**Exercise details:** For every record that follows, write out the text exactly and omit the picture, if one is present.

________________

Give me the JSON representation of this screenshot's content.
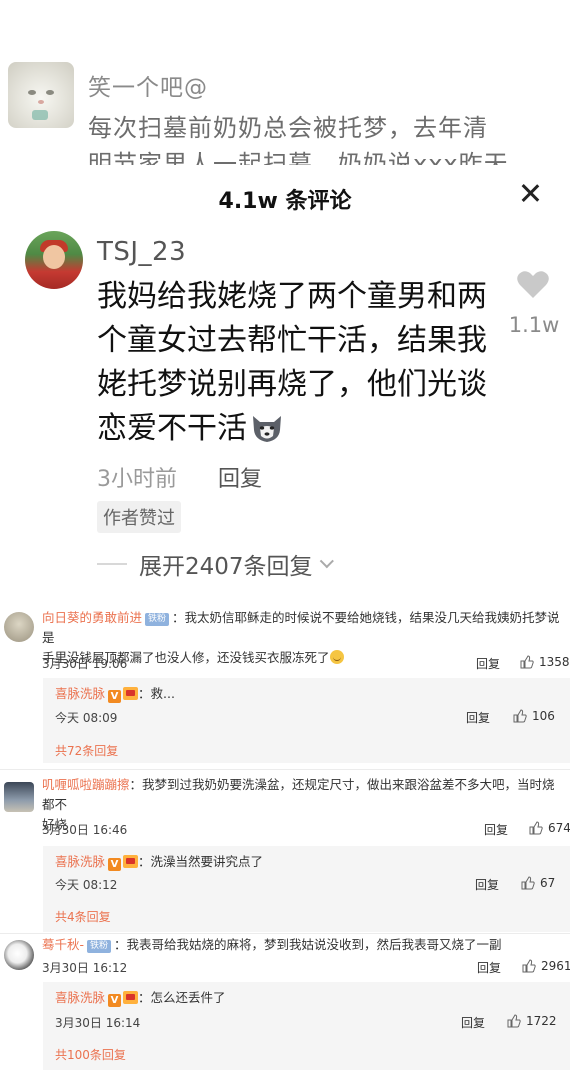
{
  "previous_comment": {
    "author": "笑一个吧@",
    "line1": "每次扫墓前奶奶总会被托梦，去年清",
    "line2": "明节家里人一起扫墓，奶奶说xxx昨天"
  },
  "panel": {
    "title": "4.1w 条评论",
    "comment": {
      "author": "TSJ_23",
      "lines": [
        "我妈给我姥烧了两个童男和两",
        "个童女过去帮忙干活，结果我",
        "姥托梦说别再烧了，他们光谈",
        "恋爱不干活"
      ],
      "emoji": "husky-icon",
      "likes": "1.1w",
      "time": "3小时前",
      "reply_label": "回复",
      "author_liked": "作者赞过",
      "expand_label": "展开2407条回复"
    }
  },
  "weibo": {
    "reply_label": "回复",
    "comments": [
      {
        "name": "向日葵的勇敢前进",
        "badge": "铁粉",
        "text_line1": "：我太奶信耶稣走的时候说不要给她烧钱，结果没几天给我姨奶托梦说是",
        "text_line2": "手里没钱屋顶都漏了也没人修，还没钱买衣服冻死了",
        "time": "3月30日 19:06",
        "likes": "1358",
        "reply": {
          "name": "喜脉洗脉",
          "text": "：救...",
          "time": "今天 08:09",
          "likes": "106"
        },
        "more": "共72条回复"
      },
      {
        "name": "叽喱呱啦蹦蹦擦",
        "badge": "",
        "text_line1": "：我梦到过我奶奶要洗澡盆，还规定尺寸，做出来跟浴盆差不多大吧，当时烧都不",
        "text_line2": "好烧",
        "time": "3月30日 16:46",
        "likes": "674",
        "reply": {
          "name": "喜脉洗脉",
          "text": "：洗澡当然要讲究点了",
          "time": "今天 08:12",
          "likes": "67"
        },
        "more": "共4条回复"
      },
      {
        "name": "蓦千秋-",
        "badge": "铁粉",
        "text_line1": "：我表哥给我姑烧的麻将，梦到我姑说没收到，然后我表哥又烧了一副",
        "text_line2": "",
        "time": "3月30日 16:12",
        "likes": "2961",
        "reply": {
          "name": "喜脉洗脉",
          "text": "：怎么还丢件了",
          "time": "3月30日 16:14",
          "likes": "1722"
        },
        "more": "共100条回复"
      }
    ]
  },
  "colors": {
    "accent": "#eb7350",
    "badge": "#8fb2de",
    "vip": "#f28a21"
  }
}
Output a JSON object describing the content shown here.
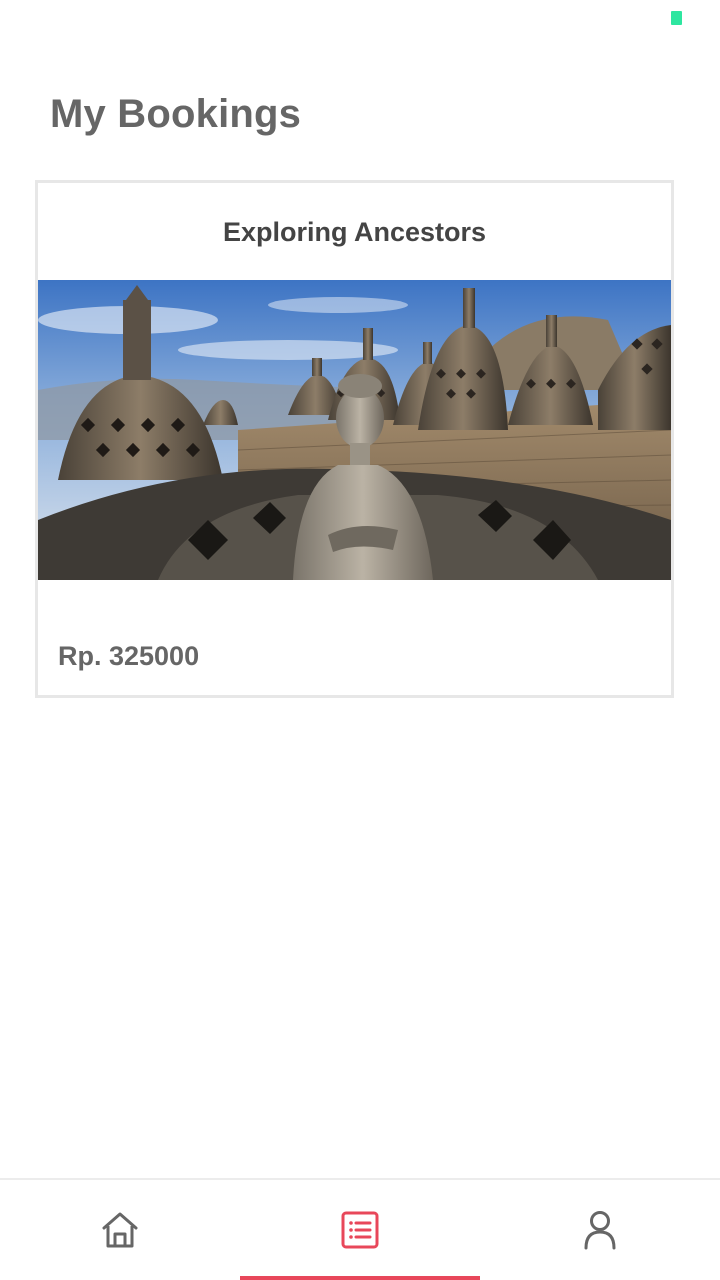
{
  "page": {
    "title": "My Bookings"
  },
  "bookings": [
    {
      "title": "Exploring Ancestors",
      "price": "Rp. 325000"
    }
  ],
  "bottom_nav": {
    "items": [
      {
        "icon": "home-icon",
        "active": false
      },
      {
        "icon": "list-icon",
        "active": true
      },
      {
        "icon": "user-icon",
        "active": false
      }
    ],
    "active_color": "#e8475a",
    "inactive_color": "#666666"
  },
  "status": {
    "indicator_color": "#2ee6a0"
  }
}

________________

**Problem solution:**
Give me the JSON representation of this screenshot's content.
{
  "previous_comment": {
    "author": "笑一个吧@",
    "line1": "每次扫墓前奶奶总会被托梦，去年清",
    "line2": "明节家里人一起扫墓，奶奶说xxx昨天"
  },
  "panel": {
    "title": "4.1w 条评论",
    "comment": {
      "author": "TSJ_23",
      "lines": [
        "我妈给我姥烧了两个童男和两",
        "个童女过去帮忙干活，结果我",
        "姥托梦说别再烧了，他们光谈",
        "恋爱不干活"
      ],
      "emoji": "husky-icon",
      "likes": "1.1w",
      "time": "3小时前",
      "reply_label": "回复",
      "author_liked": "作者赞过",
      "expand_label": "展开2407条回复"
    }
  },
  "weibo": {
    "reply_label": "回复",
    "comments": [
      {
        "name": "向日葵的勇敢前进",
        "badge": "铁粉",
        "text_line1": "：我太奶信耶稣走的时候说不要给她烧钱，结果没几天给我姨奶托梦说是",
        "text_line2": "手里没钱屋顶都漏了也没人修，还没钱买衣服冻死了",
        "time": "3月30日 19:06",
        "likes": "1358",
        "reply": {
          "name": "喜脉洗脉",
          "text": "：救...",
          "time": "今天 08:09",
          "likes": "106"
        },
        "more": "共72条回复"
      },
      {
        "name": "叽喱呱啦蹦蹦擦",
        "badge": "",
        "text_line1": "：我梦到过我奶奶要洗澡盆，还规定尺寸，做出来跟浴盆差不多大吧，当时烧都不",
        "text_line2": "好烧",
        "time": "3月30日 16:46",
        "likes": "674",
        "reply": {
          "name": "喜脉洗脉",
          "text": "：洗澡当然要讲究点了",
          "time": "今天 08:12",
          "likes": "67"
        },
        "more": "共4条回复"
      },
      {
        "name": "蓦千秋-",
        "badge": "铁粉",
        "text_line1": "：我表哥给我姑烧的麻将，梦到我姑说没收到，然后我表哥又烧了一副",
        "text_line2": "",
        "time": "3月30日 16:12",
        "likes": "2961",
        "reply": {
          "name": "喜脉洗脉",
          "text": "：怎么还丢件了",
          "time": "3月30日 16:14",
          "likes": "1722"
        },
        "more": "共100条回复"
      }
    ]
  },
  "colors": {
    "accent": "#eb7350",
    "badge": "#8fb2de",
    "vip": "#f28a21"
  }
}
Output a JSON object describing the content shown here.
{
  "page": {
    "title": "My Bookings"
  },
  "bookings": [
    {
      "title": "Exploring Ancestors",
      "price": "Rp. 325000"
    }
  ],
  "bottom_nav": {
    "items": [
      {
        "icon": "home-icon",
        "active": false
      },
      {
        "icon": "list-icon",
        "active": true
      },
      {
        "icon": "user-icon",
        "active": false
      }
    ],
    "active_color": "#e8475a",
    "inactive_color": "#666666"
  },
  "status": {
    "indicator_color": "#2ee6a0"
  }
}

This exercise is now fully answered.